Liberating Rap With Jazz Sound : Freestyle Fellowship Adds Riffs to Rhymes


Lots of people are pointing these days to Freestyle Fellowship as the most ambitious of all the new jazz-influenced rap groups.

And you certainly won’t get an argument on the point from Michael (Mikah 9) Troy, the leader of the Los Angeles group whose major label debut has been released by Island Records.

“We’re not dealing in false humility now,” laughs Troy, sipping a soft drink in a restaurant down the street from the West Hollywood office of Island Records.

“We need people to find out about us, so I’m here to blow our horn-- loud. We dare to be different. We look for the unique way, for the road nobody else has traveled. Nobody else--except maybe Pharcyde--is doing now.”
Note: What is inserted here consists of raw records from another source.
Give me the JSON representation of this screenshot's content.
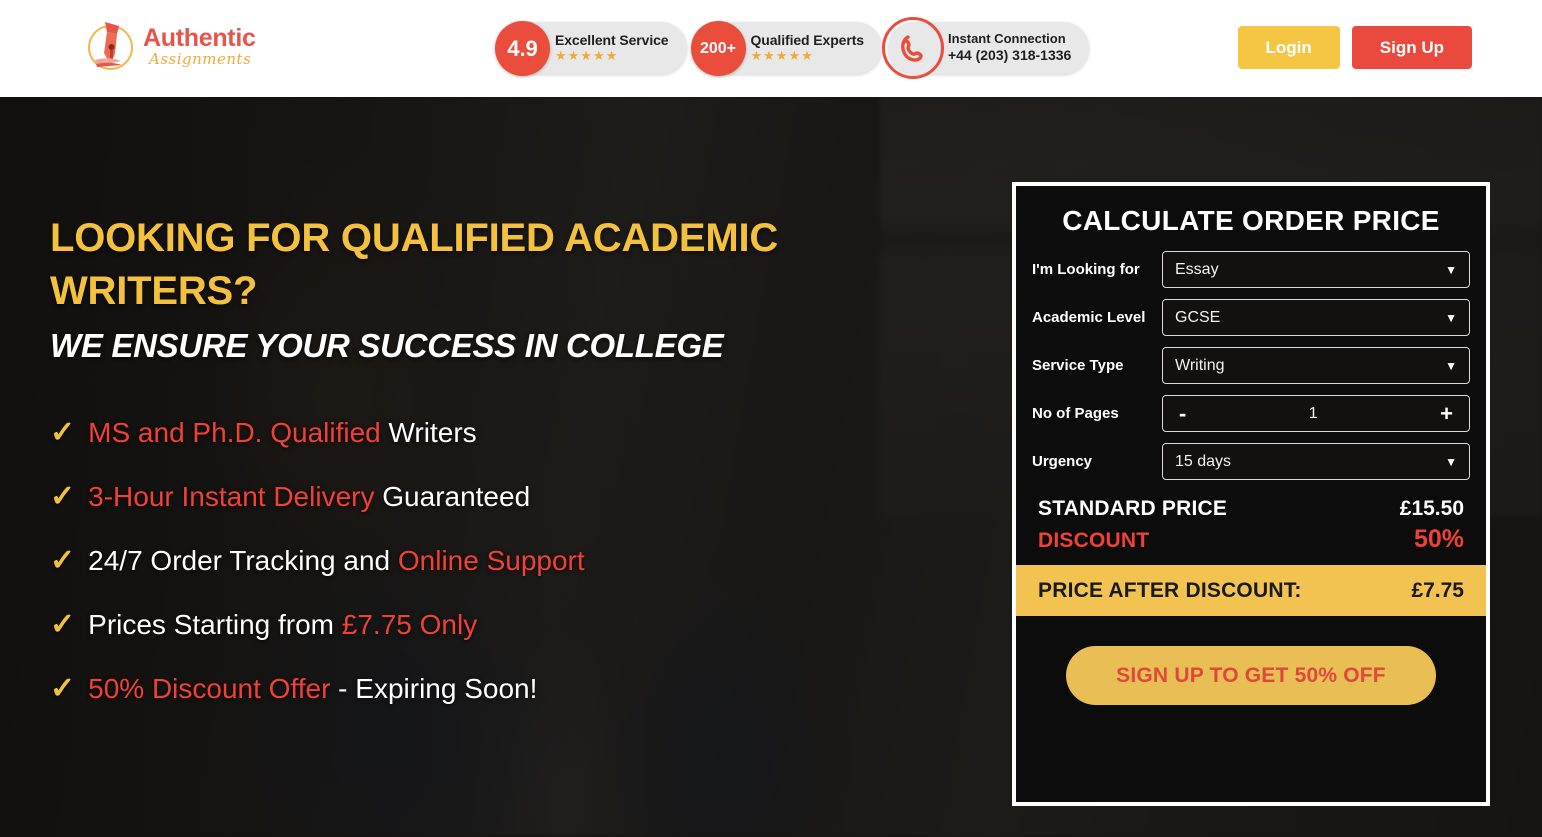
{
  "brand": {
    "name_top": "Authentic",
    "name_bottom": "Assignments",
    "logo_icon": "fountain-pen-nib-icon",
    "accent_red": "#e8544a",
    "accent_gold": "#f0a93c"
  },
  "header": {
    "badges": [
      {
        "circle": "4.9",
        "title": "Excellent Service",
        "stars": "★★★★★",
        "circle_color": "#eb4d3d"
      },
      {
        "circle": "200+",
        "title": "Qualified Experts",
        "stars": "★★★★★",
        "circle_color": "#eb4d3d"
      }
    ],
    "phone_badge": {
      "icon": "phone-handset-icon",
      "line1": "Instant Connection",
      "line2": "+44 (203) 318-1336"
    },
    "login_label": "Login",
    "signup_label": "Sign Up",
    "login_color": "#f5c544",
    "signup_color": "#ea4a3d"
  },
  "hero": {
    "headline_line1": "LOOKING FOR QUALIFIED ACADEMIC",
    "headline_line2": "WRITERS?",
    "subheadline": "WE ENSURE YOUR SUCCESS IN COLLEGE",
    "headline_color": "#f3c13e",
    "bullets": [
      {
        "check": "✓",
        "highlight": "MS and Ph.D. Qualified",
        "plain": " Writers",
        "highlight_first": true
      },
      {
        "check": "✓",
        "highlight": "3-Hour Instant Delivery",
        "plain": " Guaranteed",
        "highlight_first": true
      },
      {
        "check": "✓",
        "plain": "24/7 Order Tracking and ",
        "highlight": "Online Support",
        "highlight_first": false
      },
      {
        "check": "✓",
        "plain": "Prices Starting from ",
        "highlight": "£7.75 Only",
        "highlight_first": false
      },
      {
        "check": "✓",
        "highlight": "50% Discount Offer",
        "plain": " - Expiring Soon!",
        "highlight_first": true
      }
    ],
    "highlight_color": "#ef4136"
  },
  "calculator": {
    "title": "CALCULATE ORDER PRICE",
    "fields": [
      {
        "label": "I'm Looking for",
        "value": "Essay",
        "type": "select"
      },
      {
        "label": "Academic Level",
        "value": "GCSE",
        "type": "select"
      },
      {
        "label": "Service Type",
        "value": "Writing",
        "type": "select"
      },
      {
        "label": "No of Pages",
        "value": "1",
        "type": "stepper",
        "minus": "-",
        "plus": "+"
      },
      {
        "label": "Urgency",
        "value": "15 days",
        "type": "select"
      }
    ],
    "standard_price_label": "STANDARD PRICE",
    "standard_price_value": "£15.50",
    "discount_label": "DISCOUNT",
    "discount_value": "50%",
    "after_discount_label": "PRICE AFTER DISCOUNT:",
    "after_discount_value": "£7.75",
    "cta_label": "SIGN UP TO GET 50% OFF",
    "cta_bg": "#e9be55",
    "cta_text_color": "#e1483c",
    "after_bar_bg": "#f3c352"
  }
}
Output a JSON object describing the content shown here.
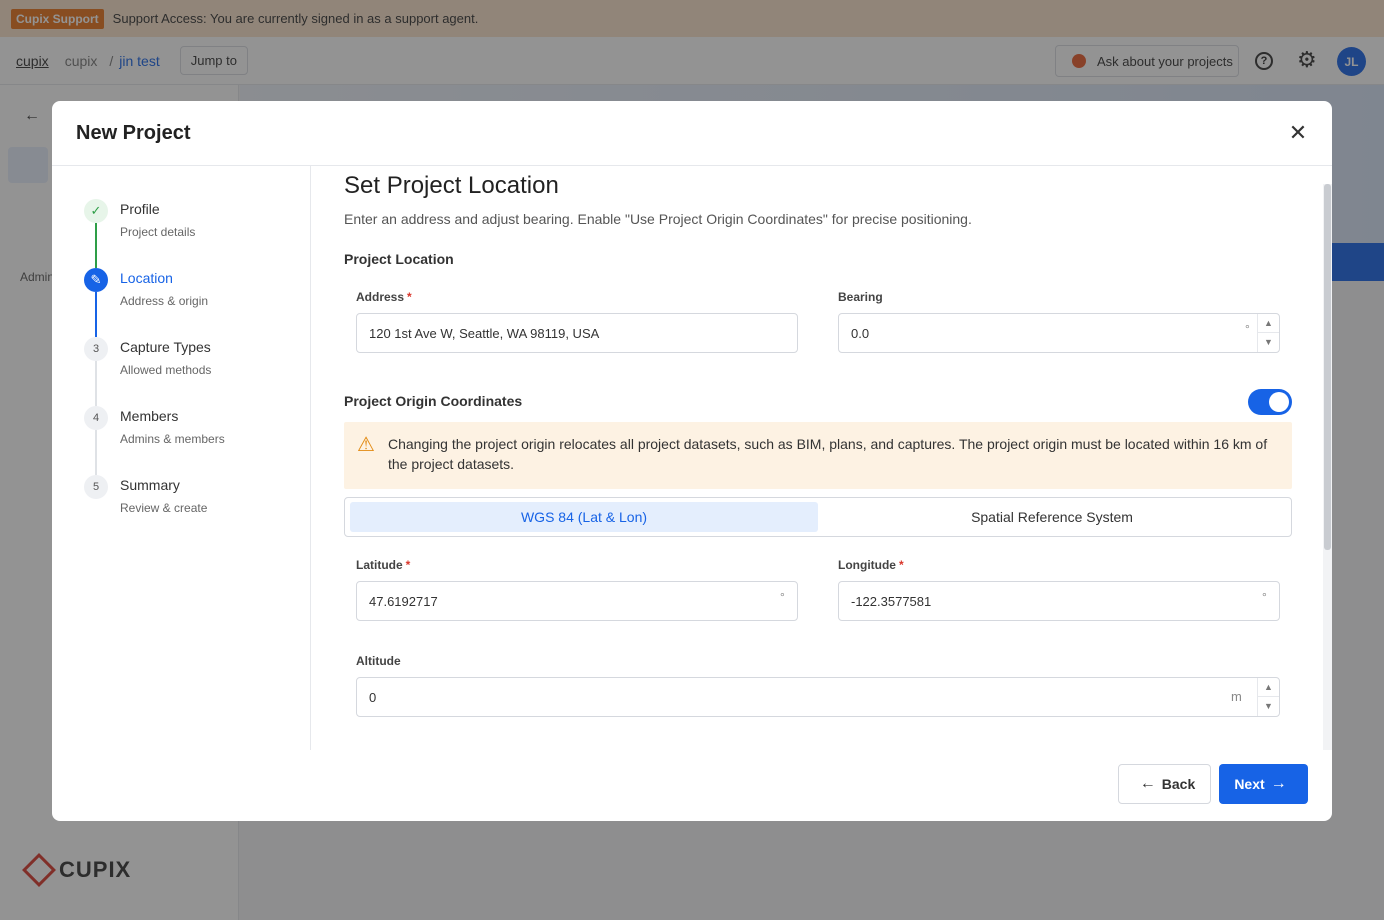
{
  "support": {
    "badge": "Cupix Support",
    "message": "Support Access: You are currently signed in as a support agent."
  },
  "topnav": {
    "org_link": "cupix",
    "workspace": "cupix",
    "separator": "/",
    "project": "jin test",
    "jump_to": "Jump to",
    "ask": "Ask about your projects",
    "avatar_initials": "JL"
  },
  "background": {
    "admin_label": "Admin",
    "logo": "CUPIX"
  },
  "modal": {
    "title": "New Project",
    "steps": [
      {
        "number": "1",
        "title": "Profile",
        "subtitle": "Project details",
        "state": "done"
      },
      {
        "number": "2",
        "title": "Location",
        "subtitle": "Address & origin",
        "state": "active"
      },
      {
        "number": "3",
        "title": "Capture Types",
        "subtitle": "Allowed methods",
        "state": "todo"
      },
      {
        "number": "4",
        "title": "Members",
        "subtitle": "Admins & members",
        "state": "todo"
      },
      {
        "number": "5",
        "title": "Summary",
        "subtitle": "Review & create",
        "state": "todo"
      }
    ],
    "section_title": "Set Project Location",
    "section_desc": "Enter an address and adjust bearing. Enable \"Use Project Origin Coordinates\" for precise positioning.",
    "project_location_label": "Project Location",
    "address": {
      "label": "Address",
      "value": "120 1st Ave W, Seattle, WA 98119, USA"
    },
    "bearing": {
      "label": "Bearing",
      "value": "0.0",
      "unit": "°"
    },
    "origin_label": "Project Origin Coordinates",
    "origin_enabled": true,
    "warning": "Changing the project origin relocates all project datasets, such as BIM, plans, and captures. The project origin must be located within 16 km of the project datasets.",
    "tabs": [
      "WGS 84 (Lat & Lon)",
      "Spatial Reference System"
    ],
    "active_tab": "WGS 84 (Lat & Lon)",
    "latitude": {
      "label": "Latitude",
      "value": "47.6192717",
      "unit": "°"
    },
    "longitude": {
      "label": "Longitude",
      "value": "-122.3577581",
      "unit": "°"
    },
    "altitude": {
      "label": "Altitude",
      "value": "0",
      "unit": "m"
    },
    "required_mark": "*",
    "back_label": "Back",
    "next_label": "Next"
  },
  "colors": {
    "accent": "#1763e6",
    "support_badge": "#e8731b",
    "warning_bg": "#fdf2e3",
    "success": "#2e9e47"
  }
}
Most rappers’ explorations of jazz--from New York’s Digable Planets to Atlanta’s Arrested Development--amounts to rapping over jazz instrumentals, either live or sampled.

Freestyle does something much trickier: incorporating jazz rhythms into its raps, which have the improvisational ebb and flow and the random explosiveness of a jazz solo. Often the group sounds like a ‘90s version of those ‘50s Beat poets.

“Those standard sing-song raps are too easy and no challenge at all,” says Troy, 21, who works with Ornette (Jupiter) Glenn, Edwin (Aceyalone) Hayes, Mtulazaji (Peace) Davis and Kiilu (DJ Kiilu) Beckwith. “We do double-time passages and runs and riffs. We improvise and play off of each other’s words and sounds--like jazz musicians do.”

Heroes of the L.A. underground since 1990 when they first got together, Freestyle is finally edging into the pop limelight with its first major label album, “Innercity Griots.” The title is somewhat misleading. The band doesn’t get into political or social commentary about the Los Angeles riots.

“There’s no real message--no attempts at profundity,” Troy says. “We address the homeless issue on a song like ‘Park Bench People.’ But we’re not into messages. People may say that we should talk more about what the gangsta rappers talk about, but we’ll leave that to those rappers. We’d rather broaden our musical horizons than complain.”

Pressed to catagorize the group, Troy, after a long silence, says: “What we are is liberators, liberating rap from its R&B;/funk structures--that 4/4 (time) prison. We use all sorts of time signatures. We explore like crazy.”

Like much cutting-edge material, Freestyle’s songs aren’t for everyone. Rap fans accustomed to popular artists like Dr. Dre and the Geto Boys may not have the patience for Freestyle’s fanciful flights. That’s why the group’s primary forum is stations that tend toward adventurous programming.

Troy, who was raised by his mother in Los Angeles’ South-Central district, has been rapping since he was a sixth-grader. “I always felt I had a calling,” said Troy, who went to Dorsey High with Glenn. “It was the only way to release the wild feelings in me. Music seemed to be the way to do it but other forms of music were too expensive. I couldn’t afford special schools or instruments. You can teach yourself to rap.”


As for influences, Troy cites a wide range of artists, from singer Abbey Lincoln and poets such as the Last Poets to jazzmen Miles Davis and John Coltrane. He also gets inspiration from an unusual source.

“It may sound funny, but a big motivator for me is birds,” he says. “When I come home late at night, there are finches and sparrows singing. I listen to the way they sing, the way their sounds blend. I try to duplicate in some way what they do.”

Hayes, who went to Van Nuys’ Birmingham High, and Glenn have been his rapping partners from the beginning, while Davis, from Watts’ Locke High, and Beckwith, of University High in West Los Angeles, joined them in 1990. With the Good Life Health Food Center, a South-Central community center, as its forum, the group began to take shape.

The group’s 1991 album, “To Whom It May Concern,” released through the band’s own label, Sunshine Music, enhanced Freestyle’s underground reputation and attracted major record companies, with the Island signing last year.


Though finally receiving mainstream recognition, there’s a cloud over Freestyle’s future. Glenn has been in jail for six weeks, facing an armed robbery charge in a West L.A. court. “If he can’t beat the rap, we’ll go on and do our best without him,” Troy says. “We’re pushing to be pioneers and we can’t stop for anything.”

While he admittedly glows with pride whenever Freestyle is acclaimed as a ground-breaking unit, Troy acknowledges that other artists, such as Stetsasonic and MC Jazz, have explored this terrain before. “But it was probably too soon for them,” he said. “Rap had to become more standardized before it was really time for it to branch out. I think now’s the time.”